▸ ASSIGNMENT:
Give the number of lines in this listing that contain the word "Generating", and nothing else.

▸ RECORDS FOR THIS EXERCISE:

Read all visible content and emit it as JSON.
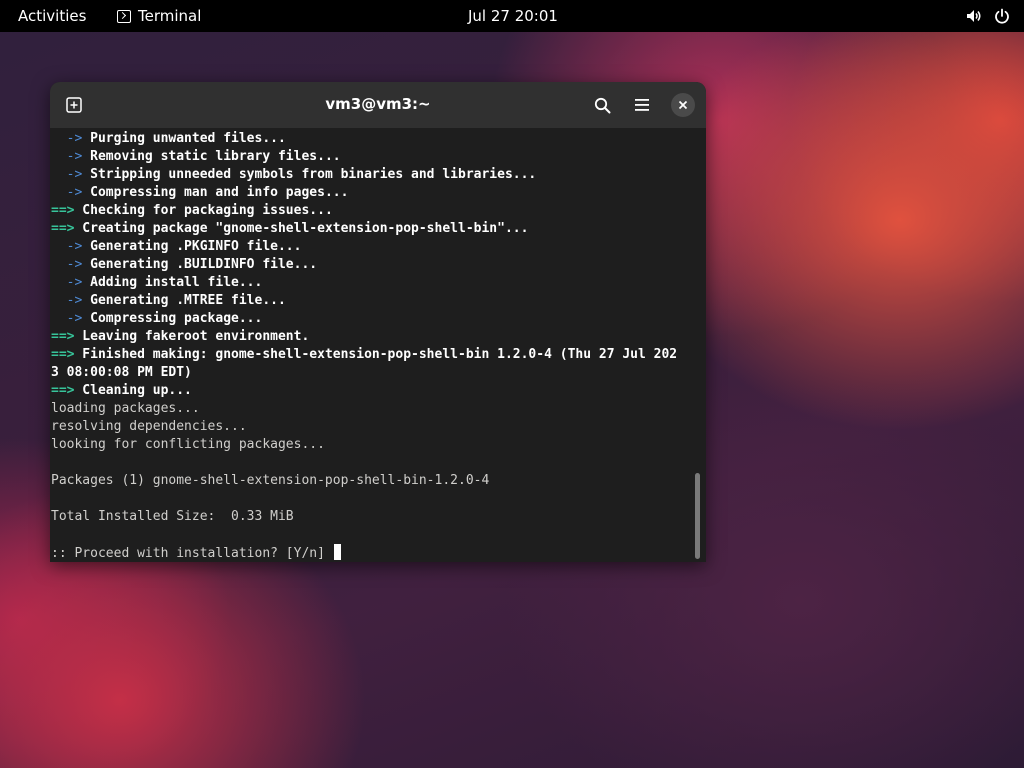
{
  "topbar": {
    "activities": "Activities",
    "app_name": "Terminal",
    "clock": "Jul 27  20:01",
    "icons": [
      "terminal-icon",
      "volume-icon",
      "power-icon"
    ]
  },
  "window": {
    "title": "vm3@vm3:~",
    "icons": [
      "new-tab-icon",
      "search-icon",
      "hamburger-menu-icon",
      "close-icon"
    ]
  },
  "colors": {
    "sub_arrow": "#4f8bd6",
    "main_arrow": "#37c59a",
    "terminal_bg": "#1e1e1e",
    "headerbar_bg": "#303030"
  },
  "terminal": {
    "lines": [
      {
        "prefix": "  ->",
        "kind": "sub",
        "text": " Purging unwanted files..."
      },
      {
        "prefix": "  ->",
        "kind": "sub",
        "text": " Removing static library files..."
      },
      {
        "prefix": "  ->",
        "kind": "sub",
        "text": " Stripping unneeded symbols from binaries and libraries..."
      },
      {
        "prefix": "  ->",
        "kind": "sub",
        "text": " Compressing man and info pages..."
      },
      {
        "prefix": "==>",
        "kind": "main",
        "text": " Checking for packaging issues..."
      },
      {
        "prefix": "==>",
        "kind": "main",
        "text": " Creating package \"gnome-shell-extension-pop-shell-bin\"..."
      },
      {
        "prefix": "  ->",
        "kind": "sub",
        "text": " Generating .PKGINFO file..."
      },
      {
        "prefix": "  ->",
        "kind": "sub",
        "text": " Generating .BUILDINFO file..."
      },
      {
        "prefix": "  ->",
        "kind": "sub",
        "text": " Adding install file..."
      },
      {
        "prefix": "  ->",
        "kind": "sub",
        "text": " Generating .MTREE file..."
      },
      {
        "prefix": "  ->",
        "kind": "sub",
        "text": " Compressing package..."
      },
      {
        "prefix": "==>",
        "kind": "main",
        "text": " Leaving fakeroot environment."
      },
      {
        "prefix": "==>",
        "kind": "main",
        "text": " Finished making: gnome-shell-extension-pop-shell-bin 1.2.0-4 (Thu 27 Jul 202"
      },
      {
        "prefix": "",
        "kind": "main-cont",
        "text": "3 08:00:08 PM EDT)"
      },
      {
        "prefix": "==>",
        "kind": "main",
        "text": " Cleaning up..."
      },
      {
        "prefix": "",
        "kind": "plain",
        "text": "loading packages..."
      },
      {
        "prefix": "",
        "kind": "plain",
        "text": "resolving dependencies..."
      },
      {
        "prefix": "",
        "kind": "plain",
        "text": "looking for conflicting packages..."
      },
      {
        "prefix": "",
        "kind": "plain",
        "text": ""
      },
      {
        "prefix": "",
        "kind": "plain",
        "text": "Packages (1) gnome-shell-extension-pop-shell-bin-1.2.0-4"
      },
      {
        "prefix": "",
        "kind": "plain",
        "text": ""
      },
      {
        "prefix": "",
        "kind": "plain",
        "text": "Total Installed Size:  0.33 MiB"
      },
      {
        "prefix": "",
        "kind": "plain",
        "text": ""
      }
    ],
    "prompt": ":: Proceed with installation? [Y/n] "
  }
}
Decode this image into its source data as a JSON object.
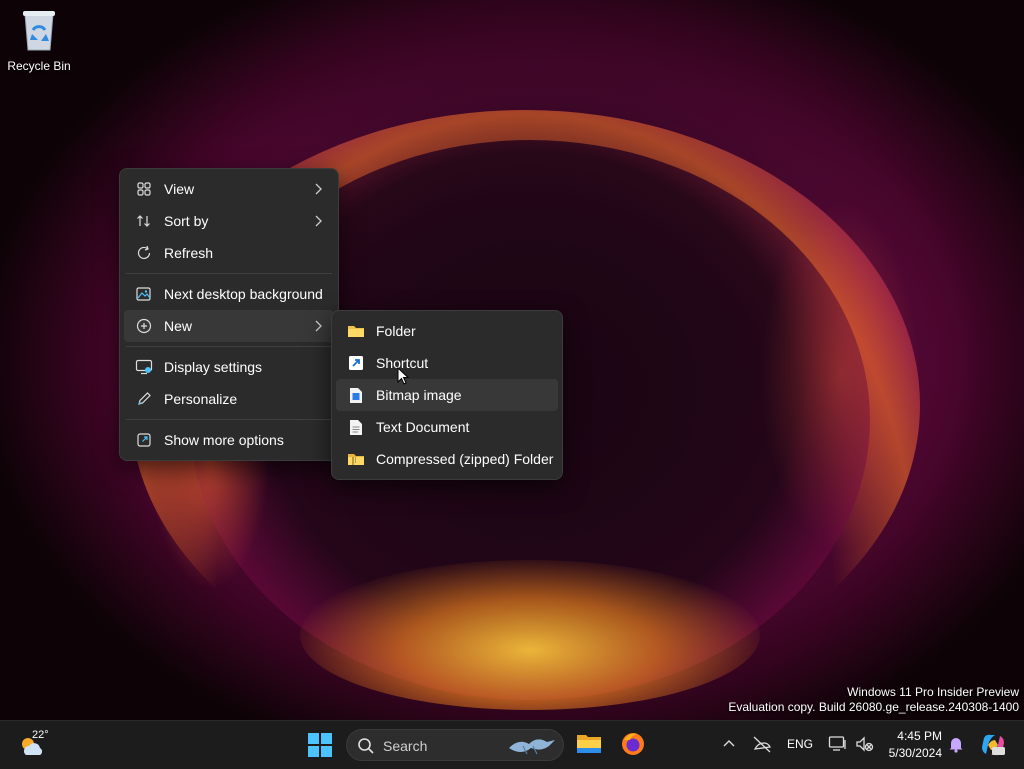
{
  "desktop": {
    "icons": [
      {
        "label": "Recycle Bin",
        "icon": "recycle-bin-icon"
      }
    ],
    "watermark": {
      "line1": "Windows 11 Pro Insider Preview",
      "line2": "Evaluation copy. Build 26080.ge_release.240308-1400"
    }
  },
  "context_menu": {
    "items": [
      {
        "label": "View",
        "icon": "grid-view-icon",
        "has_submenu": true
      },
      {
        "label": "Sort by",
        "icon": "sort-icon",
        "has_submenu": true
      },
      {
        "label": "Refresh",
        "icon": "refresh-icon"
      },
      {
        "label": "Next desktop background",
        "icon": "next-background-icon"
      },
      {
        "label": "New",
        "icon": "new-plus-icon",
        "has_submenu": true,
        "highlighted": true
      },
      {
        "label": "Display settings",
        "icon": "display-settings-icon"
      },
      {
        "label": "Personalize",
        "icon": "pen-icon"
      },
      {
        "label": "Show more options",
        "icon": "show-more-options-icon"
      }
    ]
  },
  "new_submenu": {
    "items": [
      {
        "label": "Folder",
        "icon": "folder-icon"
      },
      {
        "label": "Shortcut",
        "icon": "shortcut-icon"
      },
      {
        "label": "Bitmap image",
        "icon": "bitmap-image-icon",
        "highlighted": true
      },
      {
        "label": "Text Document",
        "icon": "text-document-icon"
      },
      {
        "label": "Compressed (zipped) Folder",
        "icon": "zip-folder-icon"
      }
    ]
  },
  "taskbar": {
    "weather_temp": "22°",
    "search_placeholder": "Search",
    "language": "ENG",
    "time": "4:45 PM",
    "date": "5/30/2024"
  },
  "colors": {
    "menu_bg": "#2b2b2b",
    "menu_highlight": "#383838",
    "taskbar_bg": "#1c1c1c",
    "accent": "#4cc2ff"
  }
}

▸ ANSWER TO THIS PROBLEM:
3